The ‘massacre’ incidence’ of June 4 1989 in Beijing is without doubt a great propaganda event for the Western political elites and their mainstream media. The BBC (British Bullshitting Corporation) as usual excels in this anti-China propaganda.
Many people around the world have been fed with this ‘Tiananmen massacre’ narrative owing to the overwhelming dominance and sophistication of the Western media. Even people living in non-Western countries are considerably exposed to the Western narratives as the local media are influenced by mainstream Western media reports.
People have difficulties remembering the My Lai massacre, the killing of 3 million Vietnamese by US military during Vietnam war, the killing of a million Moro rebels in Southern Philippines by US army in the beginning of 20th century, the killing of 500,000 ethnic Chinese and leftists group by US backed Suharto government in Indonesia. More recent examples include the killing of thousands of Afghanis and Pakistanis by missiles from drones. These are not that important events for the likes of BBC it seems, as they deem it is far more important to remember the few hundred Chinese (or thousands) who died on June 4 1989.

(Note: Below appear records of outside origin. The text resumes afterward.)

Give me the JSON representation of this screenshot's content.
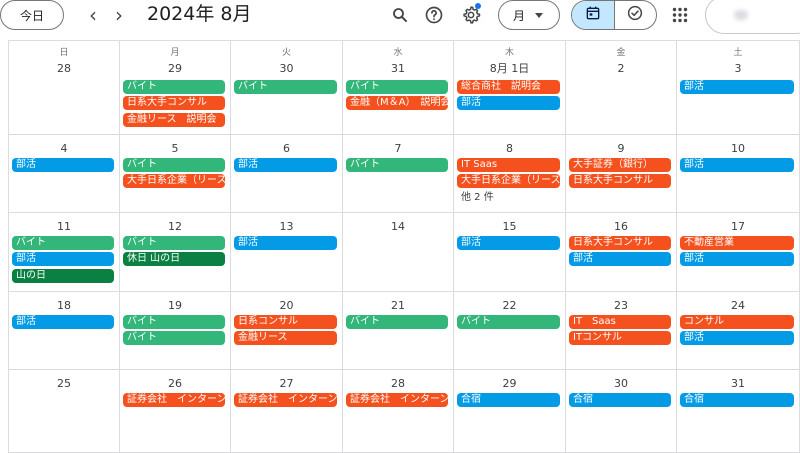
{
  "header": {
    "today_label": "今日",
    "prev_glyph": "‹",
    "next_glyph": "›",
    "month_title": "2024年 8月",
    "icons": [
      "search-icon",
      "help-icon",
      "settings-icon",
      "apps-icon"
    ],
    "view_label": "月",
    "view_toggle": [
      "calendar-icon",
      "tasks-icon"
    ],
    "accent_color": "#1a73e8",
    "active_toggle_color": "#c2e7ff"
  },
  "calendar": {
    "weekdays": [
      "日",
      "月",
      "火",
      "水",
      "木",
      "金",
      "土"
    ],
    "event_colors": {
      "green": "#33b679",
      "orange": "#f4511e",
      "blue": "#039be5",
      "darkgreen": "#0b8043"
    },
    "weeks": [
      [
        {
          "day": "28",
          "events": []
        },
        {
          "day": "29",
          "events": [
            {
              "t": "バイト",
              "c": "green"
            },
            {
              "t": "日系大手コンサル",
              "c": "orange"
            },
            {
              "t": "金融リース　説明会",
              "c": "orange"
            }
          ]
        },
        {
          "day": "30",
          "events": [
            {
              "t": "バイト",
              "c": "green"
            }
          ]
        },
        {
          "day": "31",
          "events": [
            {
              "t": "バイト",
              "c": "green"
            },
            {
              "t": "金融（M＆A）　説明会",
              "c": "orange"
            }
          ]
        },
        {
          "day": "8月 1日",
          "events": [
            {
              "t": "総合商社　説明会",
              "c": "orange"
            },
            {
              "t": "部活",
              "c": "blue"
            }
          ]
        },
        {
          "day": "2",
          "events": []
        },
        {
          "day": "3",
          "events": [
            {
              "t": "部活",
              "c": "blue"
            }
          ]
        }
      ],
      [
        {
          "day": "4",
          "events": [
            {
              "t": "部活",
              "c": "blue"
            }
          ]
        },
        {
          "day": "5",
          "events": [
            {
              "t": "バイト",
              "c": "green"
            },
            {
              "t": "大手日系企業（リース）",
              "c": "orange"
            }
          ]
        },
        {
          "day": "6",
          "events": [
            {
              "t": "部活",
              "c": "blue"
            }
          ]
        },
        {
          "day": "7",
          "events": [
            {
              "t": "バイト",
              "c": "green"
            }
          ]
        },
        {
          "day": "8",
          "events": [
            {
              "t": "IT Saas",
              "c": "orange"
            },
            {
              "t": "大手日系企業（リース）",
              "c": "orange"
            }
          ],
          "more": "他 2 件"
        },
        {
          "day": "9",
          "events": [
            {
              "t": "大手証券（銀行）",
              "c": "orange"
            },
            {
              "t": "日系大手コンサル",
              "c": "orange"
            }
          ]
        },
        {
          "day": "10",
          "events": [
            {
              "t": "部活",
              "c": "blue"
            }
          ]
        }
      ],
      [
        {
          "day": "11",
          "events": [
            {
              "t": "バイト",
              "c": "green"
            },
            {
              "t": "部活",
              "c": "blue"
            },
            {
              "t": "山の日",
              "c": "darkgreen"
            }
          ]
        },
        {
          "day": "12",
          "events": [
            {
              "t": "バイト",
              "c": "green"
            },
            {
              "t": "休日 山の日",
              "c": "darkgreen"
            }
          ]
        },
        {
          "day": "13",
          "events": [
            {
              "t": "部活",
              "c": "blue"
            }
          ]
        },
        {
          "day": "14",
          "events": []
        },
        {
          "day": "15",
          "events": [
            {
              "t": "部活",
              "c": "blue"
            }
          ]
        },
        {
          "day": "16",
          "events": [
            {
              "t": "日系大手コンサル",
              "c": "orange"
            },
            {
              "t": "部活",
              "c": "blue"
            }
          ]
        },
        {
          "day": "17",
          "events": [
            {
              "t": "不動産営業",
              "c": "orange"
            },
            {
              "t": "部活",
              "c": "blue"
            }
          ]
        }
      ],
      [
        {
          "day": "18",
          "events": [
            {
              "t": "部活",
              "c": "blue"
            }
          ]
        },
        {
          "day": "19",
          "events": [
            {
              "t": "バイト",
              "c": "green"
            },
            {
              "t": "バイト",
              "c": "green"
            }
          ]
        },
        {
          "day": "20",
          "events": [
            {
              "t": "日系コンサル",
              "c": "orange"
            },
            {
              "t": "金融リース",
              "c": "orange"
            }
          ]
        },
        {
          "day": "21",
          "events": [
            {
              "t": "バイト",
              "c": "green"
            }
          ]
        },
        {
          "day": "22",
          "events": [
            {
              "t": "バイト",
              "c": "green"
            }
          ]
        },
        {
          "day": "23",
          "events": [
            {
              "t": "IT　Saas",
              "c": "orange"
            },
            {
              "t": "ITコンサル",
              "c": "orange"
            }
          ]
        },
        {
          "day": "24",
          "events": [
            {
              "t": "コンサル",
              "c": "orange"
            },
            {
              "t": "部活",
              "c": "blue"
            }
          ]
        }
      ],
      [
        {
          "day": "25",
          "events": []
        },
        {
          "day": "26",
          "events": [
            {
              "t": "証券会社　インターン",
              "c": "orange"
            }
          ]
        },
        {
          "day": "27",
          "events": [
            {
              "t": "証券会社　インターン",
              "c": "orange"
            }
          ]
        },
        {
          "day": "28",
          "events": [
            {
              "t": "証券会社　インターン",
              "c": "orange"
            }
          ]
        },
        {
          "day": "29",
          "events": [
            {
              "t": "合宿",
              "c": "blue"
            }
          ]
        },
        {
          "day": "30",
          "events": [
            {
              "t": "合宿",
              "c": "blue"
            }
          ]
        },
        {
          "day": "31",
          "events": [
            {
              "t": "合宿",
              "c": "blue"
            }
          ]
        }
      ]
    ]
  }
}
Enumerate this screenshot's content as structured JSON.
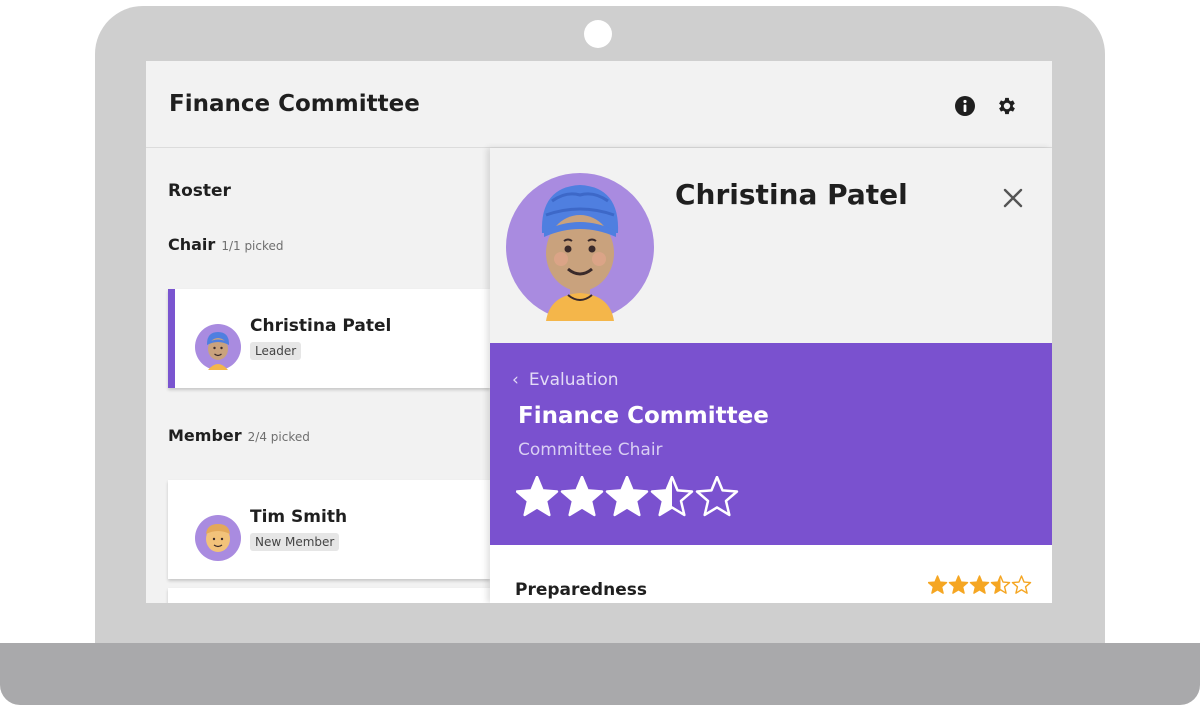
{
  "header": {
    "title": "Finance Committee",
    "icons": [
      "info-icon",
      "gear-icon"
    ]
  },
  "roster": {
    "heading": "Roster",
    "groups": [
      {
        "label": "Chair",
        "count": "1/1 picked",
        "members": [
          {
            "name": "Christina Patel",
            "tag": "Leader",
            "selected": true
          }
        ]
      },
      {
        "label": "Member",
        "count": "2/4 picked",
        "members": [
          {
            "name": "Tim Smith",
            "tag": "New Member",
            "selected": false
          }
        ]
      }
    ]
  },
  "detail": {
    "name": "Christina Patel",
    "evaluation": {
      "back_label": "Evaluation",
      "committee": "Finance Committee",
      "role": "Committee Chair",
      "rating": 3.5,
      "rating_max": 5
    },
    "criteria": [
      {
        "label": "Preparedness",
        "rating": 3.5,
        "rating_max": 5
      }
    ]
  },
  "colors": {
    "accent": "#7a51cf",
    "star_gold": "#f5a623",
    "screen_bg": "#f2f2f2",
    "laptop_frame": "#cfcfcf"
  }
}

Currently, I am reading a book: Tiananmen Square “Massacre”? The Power of Words vs. Silent Evidence which is available in Amazon. Excerpts from the book description;
The so-called Tiananmen Square “Massacre” is one of the most misleading events the US government and the Western media have used to demonize the Chinese government each and every year since 1989. There was ample silent evidence in the images produced by the Western media that told the story of a highly restrained and caring Chinese government facing a protest similar to those in the West at various stages of their economic development. However, the West and anti-communist forces had capitalized on the situation in 1989 to fuel the public’s anger, intending to overthrow a good government. How the Western media lied about a massacre given the silent evidence that suggests otherwise, and the moral implications of Western powers making use of common pain and dissatisfaction within an economic cycle of a society to justify the overthrowing of governments across the globe are issues that this book is structured to explore.
The concept of good governance, human rights and freedom is a complex one. Incidents of government crackdowns on protesters are as frequent in the West as anywhere else. The only difference is that the West has a highly sophisticated, well-funded, well-established and well-controlled media industry run by a handful of big corporations with an agenda. Without their agenda-based support, victims of government oppression in the West will hardly ever be noticed by the wider Western community and the world.
To prove such a point, I have included in my analysis the history of protest management in the US and the creative techniques used by the US authorities against the Occupy Wall Street protesters.
One should always bear in mind that the concepts of good governance, human rights and freedom can only be objectively assessed through the power of comparison. The truth can only be found through filtering the indoctrinated messages propagated by the mainstream media. It is important for one to always think for themselves, and to observe the logic and images beyond the media rhetoric.